Wherever a line of the data contains "prefix", copy that line.

[EXTRACTED INFORMATION — start]

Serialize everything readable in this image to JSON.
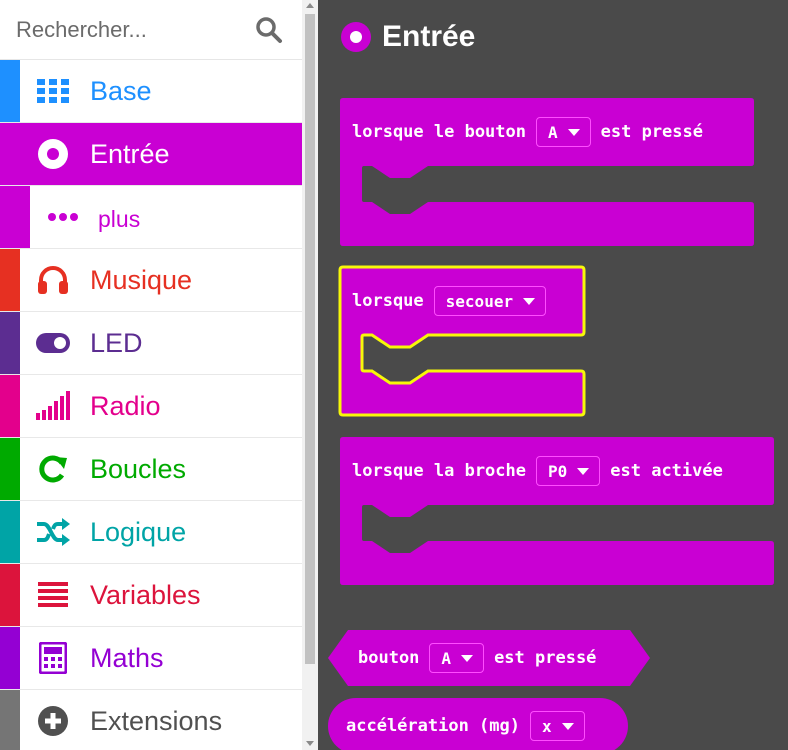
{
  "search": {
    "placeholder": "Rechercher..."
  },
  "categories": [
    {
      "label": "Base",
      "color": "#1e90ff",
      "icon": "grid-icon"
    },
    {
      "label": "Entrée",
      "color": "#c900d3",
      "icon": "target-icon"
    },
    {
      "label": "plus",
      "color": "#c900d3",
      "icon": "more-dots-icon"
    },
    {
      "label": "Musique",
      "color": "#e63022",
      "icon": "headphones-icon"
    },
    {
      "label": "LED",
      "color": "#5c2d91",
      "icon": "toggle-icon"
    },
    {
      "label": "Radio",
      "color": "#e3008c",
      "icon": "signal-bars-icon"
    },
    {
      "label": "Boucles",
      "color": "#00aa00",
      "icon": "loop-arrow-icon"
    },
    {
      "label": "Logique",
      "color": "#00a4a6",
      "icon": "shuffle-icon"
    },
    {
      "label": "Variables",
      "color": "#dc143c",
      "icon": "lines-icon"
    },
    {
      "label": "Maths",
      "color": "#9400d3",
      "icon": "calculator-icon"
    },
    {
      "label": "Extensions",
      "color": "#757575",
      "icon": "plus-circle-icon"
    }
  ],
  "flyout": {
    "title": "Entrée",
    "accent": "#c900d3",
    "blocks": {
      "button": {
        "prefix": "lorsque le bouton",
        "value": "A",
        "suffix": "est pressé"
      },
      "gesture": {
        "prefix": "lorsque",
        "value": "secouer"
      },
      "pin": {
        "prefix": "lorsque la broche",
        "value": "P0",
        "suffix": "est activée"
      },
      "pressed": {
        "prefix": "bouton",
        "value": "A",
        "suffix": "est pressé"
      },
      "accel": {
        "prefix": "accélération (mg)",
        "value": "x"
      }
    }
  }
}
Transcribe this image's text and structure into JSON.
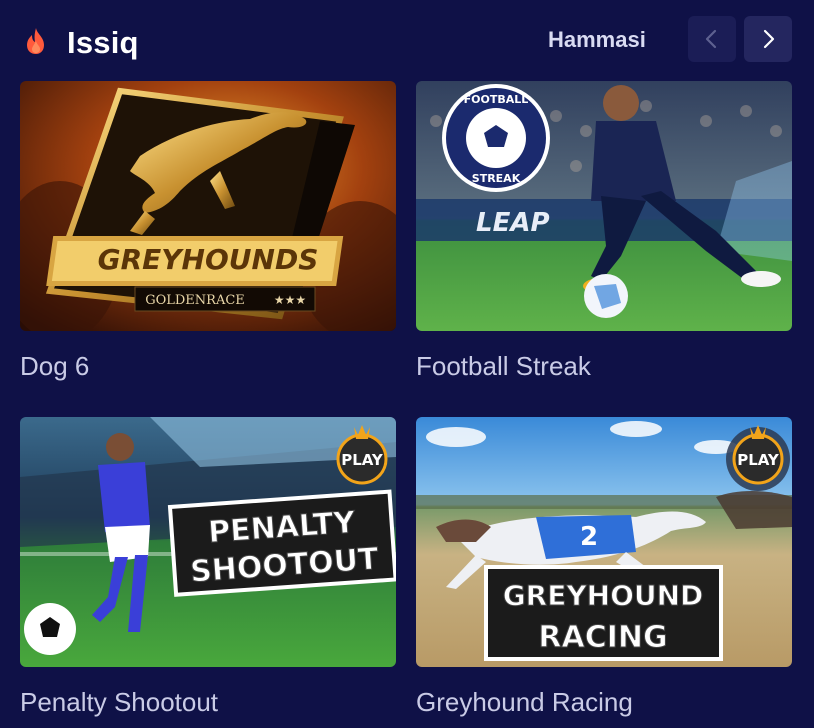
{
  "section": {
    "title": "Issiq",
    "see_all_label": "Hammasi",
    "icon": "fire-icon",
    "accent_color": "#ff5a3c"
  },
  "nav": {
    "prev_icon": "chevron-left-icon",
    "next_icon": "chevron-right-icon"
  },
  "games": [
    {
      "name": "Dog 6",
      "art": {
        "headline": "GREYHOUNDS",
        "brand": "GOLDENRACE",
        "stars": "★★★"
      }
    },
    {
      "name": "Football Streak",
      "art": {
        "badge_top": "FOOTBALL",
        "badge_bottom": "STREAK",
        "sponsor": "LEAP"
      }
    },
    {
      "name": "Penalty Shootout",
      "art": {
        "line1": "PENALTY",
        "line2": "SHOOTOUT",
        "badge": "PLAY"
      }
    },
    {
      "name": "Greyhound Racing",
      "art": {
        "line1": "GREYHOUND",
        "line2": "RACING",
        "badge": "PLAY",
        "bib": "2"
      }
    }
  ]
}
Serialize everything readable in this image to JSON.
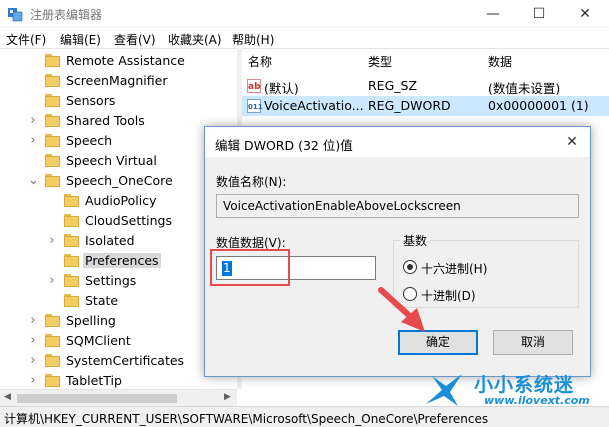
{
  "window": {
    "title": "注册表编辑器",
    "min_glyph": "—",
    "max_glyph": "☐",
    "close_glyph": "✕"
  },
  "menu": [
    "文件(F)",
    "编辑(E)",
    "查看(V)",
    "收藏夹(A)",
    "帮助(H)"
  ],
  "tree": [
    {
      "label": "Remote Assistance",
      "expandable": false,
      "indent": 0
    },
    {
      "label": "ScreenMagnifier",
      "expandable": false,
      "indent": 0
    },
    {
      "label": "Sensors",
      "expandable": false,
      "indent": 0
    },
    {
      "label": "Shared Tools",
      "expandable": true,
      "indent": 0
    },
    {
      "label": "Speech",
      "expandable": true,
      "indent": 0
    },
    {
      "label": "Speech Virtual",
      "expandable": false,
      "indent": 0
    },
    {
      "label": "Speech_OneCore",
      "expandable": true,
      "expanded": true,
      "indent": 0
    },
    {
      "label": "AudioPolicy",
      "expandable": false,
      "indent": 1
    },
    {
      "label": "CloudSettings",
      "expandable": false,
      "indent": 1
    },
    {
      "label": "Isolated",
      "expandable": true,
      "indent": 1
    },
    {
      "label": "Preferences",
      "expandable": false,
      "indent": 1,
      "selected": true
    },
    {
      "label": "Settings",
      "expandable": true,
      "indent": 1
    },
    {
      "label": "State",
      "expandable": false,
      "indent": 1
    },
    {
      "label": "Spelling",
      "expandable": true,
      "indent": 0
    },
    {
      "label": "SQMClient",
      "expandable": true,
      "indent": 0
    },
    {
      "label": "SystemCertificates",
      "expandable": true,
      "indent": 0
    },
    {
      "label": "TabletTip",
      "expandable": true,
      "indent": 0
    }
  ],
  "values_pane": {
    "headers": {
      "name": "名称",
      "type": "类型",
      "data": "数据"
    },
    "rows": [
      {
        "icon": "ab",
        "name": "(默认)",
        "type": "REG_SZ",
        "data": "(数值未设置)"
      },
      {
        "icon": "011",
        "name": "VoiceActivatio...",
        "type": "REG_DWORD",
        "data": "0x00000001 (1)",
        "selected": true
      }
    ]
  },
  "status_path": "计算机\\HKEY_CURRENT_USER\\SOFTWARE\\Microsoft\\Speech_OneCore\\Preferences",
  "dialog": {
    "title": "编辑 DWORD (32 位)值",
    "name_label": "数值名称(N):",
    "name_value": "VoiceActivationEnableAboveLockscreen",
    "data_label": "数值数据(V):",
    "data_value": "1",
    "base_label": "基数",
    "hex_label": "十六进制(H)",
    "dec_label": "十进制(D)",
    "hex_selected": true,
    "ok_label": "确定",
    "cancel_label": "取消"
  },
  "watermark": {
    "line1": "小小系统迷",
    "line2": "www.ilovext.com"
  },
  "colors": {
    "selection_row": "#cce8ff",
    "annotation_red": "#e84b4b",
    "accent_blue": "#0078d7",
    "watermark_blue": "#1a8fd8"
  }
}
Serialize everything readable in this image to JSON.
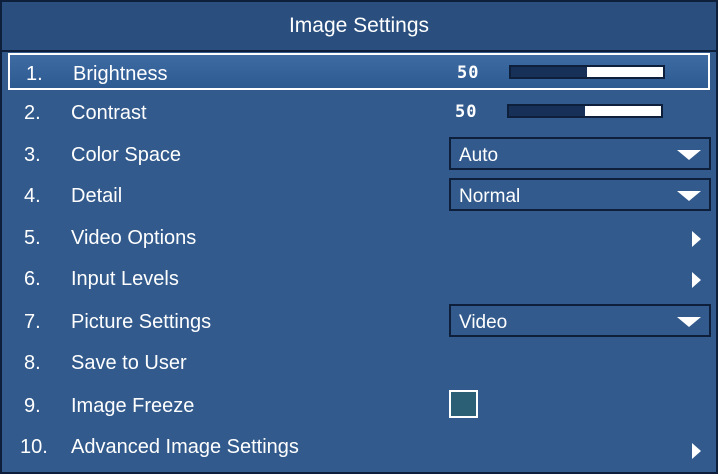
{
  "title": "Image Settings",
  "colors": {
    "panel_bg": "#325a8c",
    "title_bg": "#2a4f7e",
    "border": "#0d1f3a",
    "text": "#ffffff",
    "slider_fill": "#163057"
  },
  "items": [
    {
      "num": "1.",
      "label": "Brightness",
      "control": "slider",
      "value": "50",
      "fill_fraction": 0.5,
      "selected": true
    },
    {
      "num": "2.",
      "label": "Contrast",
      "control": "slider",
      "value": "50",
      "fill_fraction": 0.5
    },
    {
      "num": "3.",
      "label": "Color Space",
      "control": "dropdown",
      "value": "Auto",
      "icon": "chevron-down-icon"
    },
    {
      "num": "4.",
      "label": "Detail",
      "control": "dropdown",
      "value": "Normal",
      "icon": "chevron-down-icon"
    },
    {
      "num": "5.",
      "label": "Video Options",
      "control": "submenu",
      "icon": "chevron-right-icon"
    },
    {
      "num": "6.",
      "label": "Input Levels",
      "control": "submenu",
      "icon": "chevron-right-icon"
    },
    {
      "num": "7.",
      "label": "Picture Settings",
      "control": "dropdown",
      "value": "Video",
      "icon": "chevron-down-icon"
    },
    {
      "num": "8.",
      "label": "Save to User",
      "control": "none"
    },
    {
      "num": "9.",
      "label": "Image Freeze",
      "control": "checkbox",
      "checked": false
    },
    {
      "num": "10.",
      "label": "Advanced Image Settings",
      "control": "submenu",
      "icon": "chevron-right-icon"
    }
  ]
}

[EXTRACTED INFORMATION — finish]

EXPECTED ANSWER >>
        "prefix": "lorsque le bouton",
        "prefix": "lorsque",
        "prefix": "lorsque la broche",
        "prefix": "bouton",
        "prefix": "accélération (mg)",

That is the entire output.